Cultural considerations of the proposed management actions were also taken into account, and a number of discussion forums were held with the Ngarrindjeri in the formation of the position paper. In recommending lakes cycling as the most feasible option for managing Lake Albert salinity, the options paper does not support a Coorong connector due to the anticipated costs and the time frame required to deliver the benefits, which when compared to the lakes cycling option would not have been any sooner. Other engineering solutions are also discounted due to those options being either cost prohibitive or not technically feasible.

The local and interstate irrigation community has often raised the construction of a Coorong connector as its preferred option and has raised concerns over the lakes cycling option. That is true. Recently (last August) I referred to the need for additional water in the context of the lake water level cycling, because the report said that whilst there is adequate water in the plan for lake level cycling, it also recommends more active consideration, more active cycling, and to that end we will need to have possibly more water, or to in fact do more active cycling in conjunction with other watering events that may be happening upstream and piggyback on that. That is something that it would be very sensible to do, and the report recommends that we investigate that.

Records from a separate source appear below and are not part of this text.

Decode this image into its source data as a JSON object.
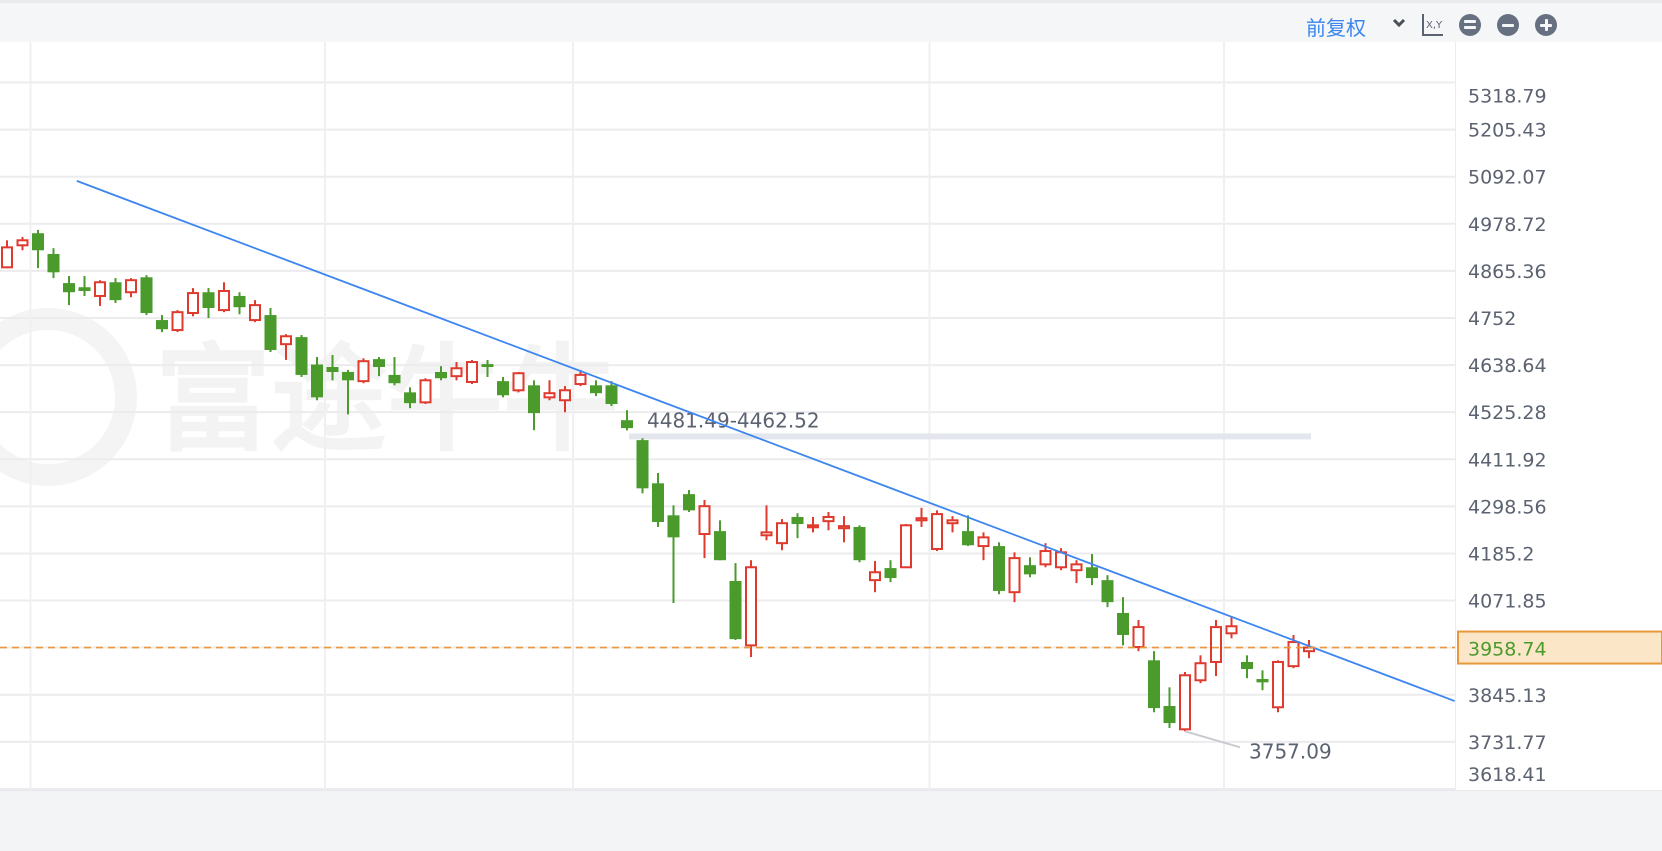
{
  "toolbar": {
    "adjust_label": "前复权",
    "icons": [
      "chevron-down-icon",
      "xy-axis-icon",
      "equal-circle-icon",
      "minus-circle-icon",
      "plus-circle-icon"
    ],
    "axis_icon_text": "X,Y"
  },
  "watermark": "富途牛牛",
  "colors": {
    "up": "#e03a2e",
    "down": "#4a9a2c",
    "trendline": "#3d86f0",
    "last_price": "#e8983a",
    "last_badge_bg": "#fbe6c8",
    "grid": "#ececee"
  },
  "chart_data": {
    "type": "candlestick",
    "y_axis": {
      "position": "right",
      "range": [
        3618.41,
        5318.79
      ],
      "ticks": [
        5318.79,
        5205.43,
        5092.07,
        4978.72,
        4865.36,
        4752.0,
        4638.64,
        4525.28,
        4411.92,
        4298.56,
        4185.2,
        4071.85,
        3958.74,
        3845.13,
        3731.77,
        3618.41
      ]
    },
    "grid": true,
    "period_boundaries": [
      2,
      21,
      37,
      60,
      79
    ],
    "candles": [
      [
        4874,
        4939,
        4872,
        4922
      ],
      [
        4927,
        4947,
        4915,
        4939
      ],
      [
        4956,
        4964,
        4872,
        4915
      ],
      [
        4906,
        4920,
        4848,
        4862
      ],
      [
        4836,
        4853,
        4783,
        4814
      ],
      [
        4826,
        4853,
        4805,
        4817
      ],
      [
        4805,
        4843,
        4781,
        4838
      ],
      [
        4838,
        4848,
        4788,
        4795
      ],
      [
        4814,
        4848,
        4802,
        4843
      ],
      [
        4850,
        4855,
        4759,
        4764
      ],
      [
        4747,
        4759,
        4718,
        4725
      ],
      [
        4723,
        4771,
        4718,
        4766
      ],
      [
        4764,
        4824,
        4756,
        4812
      ],
      [
        4814,
        4824,
        4752,
        4776
      ],
      [
        4771,
        4838,
        4766,
        4817
      ],
      [
        4805,
        4814,
        4761,
        4778
      ],
      [
        4747,
        4795,
        4742,
        4783
      ],
      [
        4759,
        4776,
        4670,
        4675
      ],
      [
        4689,
        4713,
        4651,
        4708
      ],
      [
        4706,
        4711,
        4610,
        4615
      ],
      [
        4640,
        4658,
        4554,
        4561
      ],
      [
        4634,
        4663,
        4602,
        4622
      ],
      [
        4622,
        4627,
        4520,
        4602
      ],
      [
        4600,
        4655,
        4595,
        4648
      ],
      [
        4653,
        4658,
        4612,
        4634
      ],
      [
        4615,
        4658,
        4590,
        4595
      ],
      [
        4573,
        4585,
        4535,
        4547
      ],
      [
        4549,
        4607,
        4545,
        4602
      ],
      [
        4622,
        4636,
        4602,
        4607
      ],
      [
        4612,
        4646,
        4602,
        4631
      ],
      [
        4598,
        4651,
        4593,
        4646
      ],
      [
        4641,
        4651,
        4610,
        4634
      ],
      [
        4600,
        4610,
        4561,
        4566
      ],
      [
        4578,
        4622,
        4573,
        4619
      ],
      [
        4590,
        4602,
        4482,
        4523
      ],
      [
        4561,
        4602,
        4554,
        4571
      ],
      [
        4554,
        4588,
        4525,
        4578
      ],
      [
        4593,
        4627,
        4588,
        4615
      ],
      [
        4590,
        4602,
        4564,
        4571
      ],
      [
        4590,
        4600,
        4540,
        4545
      ],
      [
        4506,
        4530,
        4481.49,
        4487
      ],
      [
        4458,
        4462.52,
        4330,
        4342
      ],
      [
        4354,
        4379,
        4249,
        4261
      ],
      [
        4277,
        4301,
        4066,
        4224
      ],
      [
        4328,
        4338,
        4285,
        4289
      ],
      [
        4232,
        4314,
        4174,
        4299
      ],
      [
        4239,
        4265,
        4169,
        4169
      ],
      [
        4119,
        4162,
        3977,
        3979
      ],
      [
        3964,
        4169,
        3936,
        4152
      ],
      [
        4229,
        4301,
        4217,
        4236
      ],
      [
        4210,
        4268,
        4193,
        4258
      ],
      [
        4273,
        4282,
        4222,
        4256
      ],
      [
        4249,
        4273,
        4236,
        4253
      ],
      [
        4263,
        4285,
        4241,
        4273
      ],
      [
        4246,
        4275,
        4212,
        4251
      ],
      [
        4249,
        4253,
        4164,
        4169
      ],
      [
        4121,
        4167,
        4092,
        4140
      ],
      [
        4150,
        4169,
        4116,
        4126
      ],
      [
        4152,
        4256,
        4150,
        4253
      ],
      [
        4265,
        4295,
        4249,
        4270
      ],
      [
        4196,
        4289,
        4191,
        4280
      ],
      [
        4258,
        4275,
        4236,
        4265
      ],
      [
        4239,
        4277,
        4203,
        4205
      ],
      [
        4203,
        4236,
        4169,
        4224
      ],
      [
        4203,
        4212,
        4087,
        4095
      ],
      [
        4092,
        4188,
        4068,
        4174
      ],
      [
        4157,
        4176,
        4128,
        4135
      ],
      [
        4159,
        4210,
        4152,
        4191
      ],
      [
        4152,
        4198,
        4145,
        4188
      ],
      [
        4145,
        4169,
        4114,
        4159
      ],
      [
        4152,
        4184,
        4109,
        4126
      ],
      [
        4121,
        4133,
        4056,
        4068
      ],
      [
        4042,
        4080,
        3964,
        3989
      ],
      [
        3960,
        4025,
        3950,
        4008
      ],
      [
        3928,
        3950,
        3803,
        3813
      ],
      [
        3818,
        3863,
        3765,
        3777
      ],
      [
        3762,
        3900,
        3757.09,
        3892
      ],
      [
        3880,
        3940,
        3873,
        3921
      ],
      [
        3924,
        4025,
        3890,
        4008
      ],
      [
        3993,
        4032,
        3981,
        4010
      ],
      [
        3924,
        3940,
        3885,
        3907
      ],
      [
        3883,
        3904,
        3856,
        3875
      ],
      [
        3815,
        3928,
        3803,
        3924
      ],
      [
        3914,
        3989,
        3909,
        3972
      ],
      [
        3950,
        3977,
        3933,
        3958.74
      ]
    ],
    "last_price": 3958.74,
    "last_price_label": "3958.74",
    "trendline": {
      "from": [
        4.5,
        5082
      ],
      "to": [
        93.4,
        3830
      ]
    },
    "gap_annotation": {
      "label": "4481.49-4462.52",
      "from_index": 40,
      "to_index": 84,
      "price": 4467
    },
    "low_annotation": {
      "label": "3757.09",
      "index": 76,
      "price": 3757.09
    }
  }
}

I understand that a number of people have been in the media commenting on this since the release of the options paper supporting or opposing the lakes cycling option, but, again, I recommend to people to read the report, understand what the science is saying and, particularly for the Hon. Michelle Lensink, understand the cost-benefit ratios that are applied, because there is no point in spending $19 million on a piece of infrastructure which won't deliver benefits for several years. We can get those benefits more cheaply and earlier through the report's recommendation.